YOUR INSTRUCTIONS:
The answer must give back every line of the data exactly, with no pictures.

-- THE DATA follows --

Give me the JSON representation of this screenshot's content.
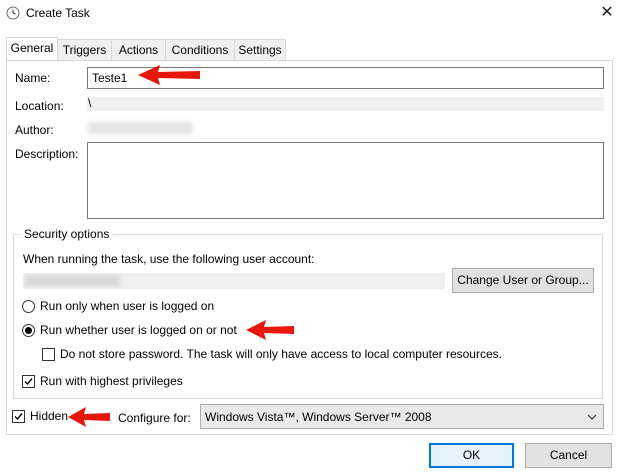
{
  "window": {
    "title": "Create Task",
    "close_glyph": "✕"
  },
  "tabs": [
    {
      "label": "General",
      "active": true
    },
    {
      "label": "Triggers"
    },
    {
      "label": "Actions"
    },
    {
      "label": "Conditions"
    },
    {
      "label": "Settings"
    }
  ],
  "general": {
    "name_label": "Name:",
    "name_value": "Teste1",
    "location_label": "Location:",
    "location_value": "\\",
    "author_label": "Author:",
    "description_label": "Description:"
  },
  "security": {
    "group_title": "Security options",
    "account_prompt": "When running the task, use the following user account:",
    "change_user_button": "Change User or Group...",
    "radio_logged_on": "Run only when user is logged on",
    "radio_whether": "Run whether user is logged on or not",
    "no_store_password": "Do not store password.  The task will only have access to local computer resources.",
    "highest_privileges": "Run with highest privileges"
  },
  "footer": {
    "hidden_label": "Hidden",
    "configure_label": "Configure for:",
    "configure_value": "Windows Vista™, Windows Server™ 2008",
    "ok_button": "OK",
    "cancel_button": "Cancel"
  },
  "colors": {
    "annotation_arrow": "#e8170c",
    "focus_blue": "#0078d7"
  }
}
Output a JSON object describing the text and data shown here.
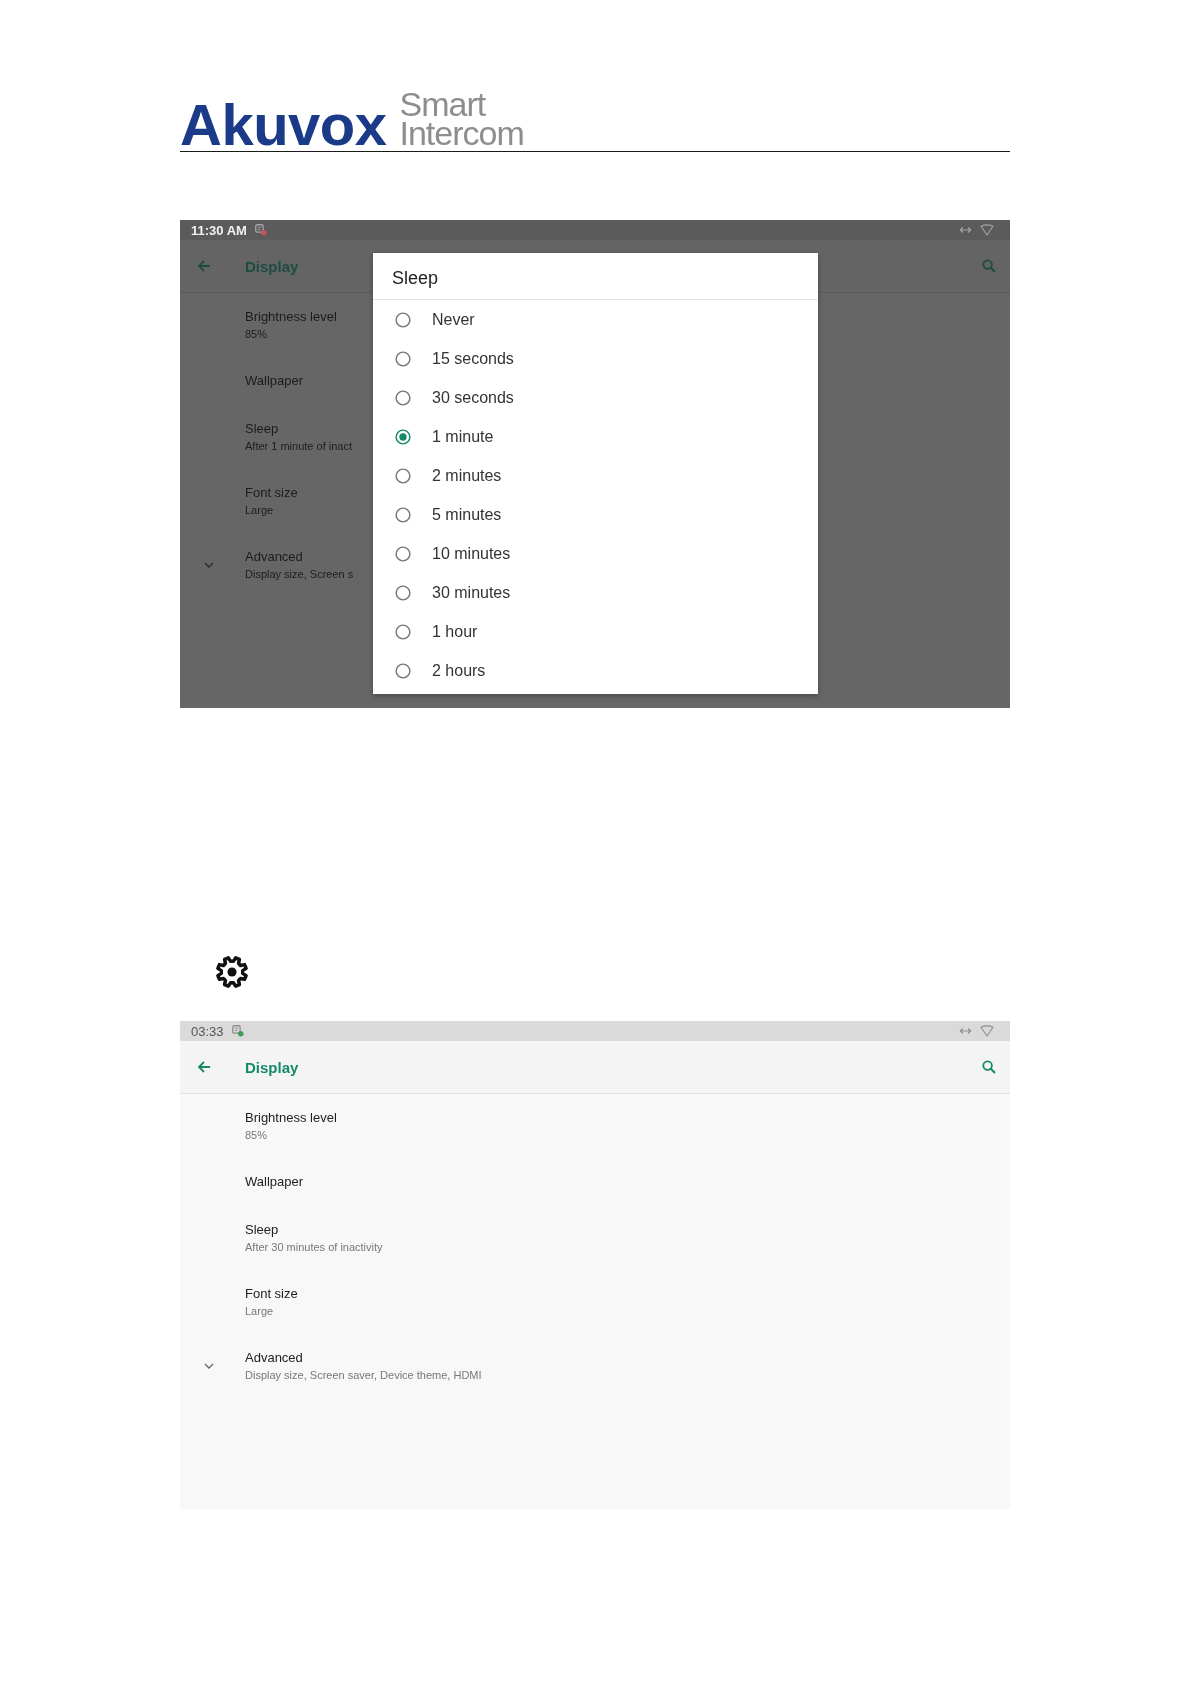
{
  "header": {
    "brand": "Akuvox",
    "tagline": [
      "Smart",
      "Intercom"
    ]
  },
  "screenshots": [
    {
      "status_bar": {
        "time": "11:30 AM",
        "notification": {
          "color": "#c9505e"
        }
      },
      "app_bar": {
        "title": "Display"
      },
      "settings": [
        {
          "title": "Brightness level",
          "summary": "85%"
        },
        {
          "title": "Wallpaper"
        },
        {
          "title": "Sleep",
          "summary": "After 1 minute of inact"
        },
        {
          "title": "Font size",
          "summary": "Large"
        }
      ],
      "advanced": {
        "title": "Advanced",
        "summary": "Display size, Screen s",
        "expanded": false
      },
      "dialog": {
        "title": "Sleep",
        "options": [
          {
            "label": "Never",
            "selected": false
          },
          {
            "label": "15 seconds",
            "selected": false
          },
          {
            "label": "30 seconds",
            "selected": false
          },
          {
            "label": "1 minute",
            "selected": true
          },
          {
            "label": "2 minutes",
            "selected": false
          },
          {
            "label": "5 minutes",
            "selected": false
          },
          {
            "label": "10 minutes",
            "selected": false
          },
          {
            "label": "30 minutes",
            "selected": false
          },
          {
            "label": "1 hour",
            "selected": false
          },
          {
            "label": "2 hours",
            "selected": false
          }
        ]
      }
    },
    {
      "status_bar": {
        "time": "03:33",
        "notification": {
          "color": "#3f9c5a"
        }
      },
      "app_bar": {
        "title": "Display"
      },
      "settings": [
        {
          "title": "Brightness level",
          "summary": "85%"
        },
        {
          "title": "Wallpaper"
        },
        {
          "title": "Sleep",
          "summary": "After 30 minutes of inactivity"
        },
        {
          "title": "Font size",
          "summary": "Large"
        }
      ],
      "advanced": {
        "title": "Advanced",
        "summary": "Display size, Screen saver, Device theme, HDMI",
        "expanded": false
      }
    }
  ]
}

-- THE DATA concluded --

YOUR SOLUTION:
Give me the JSON representation of this screenshot's content.
{
  "window": {
    "title": "Create Task",
    "close_glyph": "✕"
  },
  "tabs": [
    {
      "label": "General",
      "active": true
    },
    {
      "label": "Triggers"
    },
    {
      "label": "Actions"
    },
    {
      "label": "Conditions"
    },
    {
      "label": "Settings"
    }
  ],
  "general": {
    "name_label": "Name:",
    "name_value": "Teste1",
    "location_label": "Location:",
    "location_value": "\\",
    "author_label": "Author:",
    "description_label": "Description:"
  },
  "security": {
    "group_title": "Security options",
    "account_prompt": "When running the task, use the following user account:",
    "change_user_button": "Change User or Group...",
    "radio_logged_on": "Run only when user is logged on",
    "radio_whether": "Run whether user is logged on or not",
    "no_store_password": "Do not store password.  The task will only have access to local computer resources.",
    "highest_privileges": "Run with highest privileges"
  },
  "footer": {
    "hidden_label": "Hidden",
    "configure_label": "Configure for:",
    "configure_value": "Windows Vista™, Windows Server™ 2008",
    "ok_button": "OK",
    "cancel_button": "Cancel"
  },
  "colors": {
    "annotation_arrow": "#e8170c",
    "focus_blue": "#0078d7"
  }
}
Output a JSON object describing the text and data shown here.
{
  "header": {
    "brand": "Akuvox",
    "tagline": [
      "Smart",
      "Intercom"
    ]
  },
  "screenshots": [
    {
      "status_bar": {
        "time": "11:30 AM",
        "notification": {
          "color": "#c9505e"
        }
      },
      "app_bar": {
        "title": "Display"
      },
      "settings": [
        {
          "title": "Brightness level",
          "summary": "85%"
        },
        {
          "title": "Wallpaper"
        },
        {
          "title": "Sleep",
          "summary": "After 1 minute of inact"
        },
        {
          "title": "Font size",
          "summary": "Large"
        }
      ],
      "advanced": {
        "title": "Advanced",
        "summary": "Display size, Screen s",
        "expanded": false
      },
      "dialog": {
        "title": "Sleep",
        "options": [
          {
            "label": "Never",
            "selected": false
          },
          {
            "label": "15 seconds",
            "selected": false
          },
          {
            "label": "30 seconds",
            "selected": false
          },
          {
            "label": "1 minute",
            "selected": true
          },
          {
            "label": "2 minutes",
            "selected": false
          },
          {
            "label": "5 minutes",
            "selected": false
          },
          {
            "label": "10 minutes",
            "selected": false
          },
          {
            "label": "30 minutes",
            "selected": false
          },
          {
            "label": "1 hour",
            "selected": false
          },
          {
            "label": "2 hours",
            "selected": false
          }
        ]
      }
    },
    {
      "status_bar": {
        "time": "03:33",
        "notification": {
          "color": "#3f9c5a"
        }
      },
      "app_bar": {
        "title": "Display"
      },
      "settings": [
        {
          "title": "Brightness level",
          "summary": "85%"
        },
        {
          "title": "Wallpaper"
        },
        {
          "title": "Sleep",
          "summary": "After 30 minutes of inactivity"
        },
        {
          "title": "Font size",
          "summary": "Large"
        }
      ],
      "advanced": {
        "title": "Advanced",
        "summary": "Display size, Screen saver, Device theme, HDMI",
        "expanded": false
      }
    }
  ]
}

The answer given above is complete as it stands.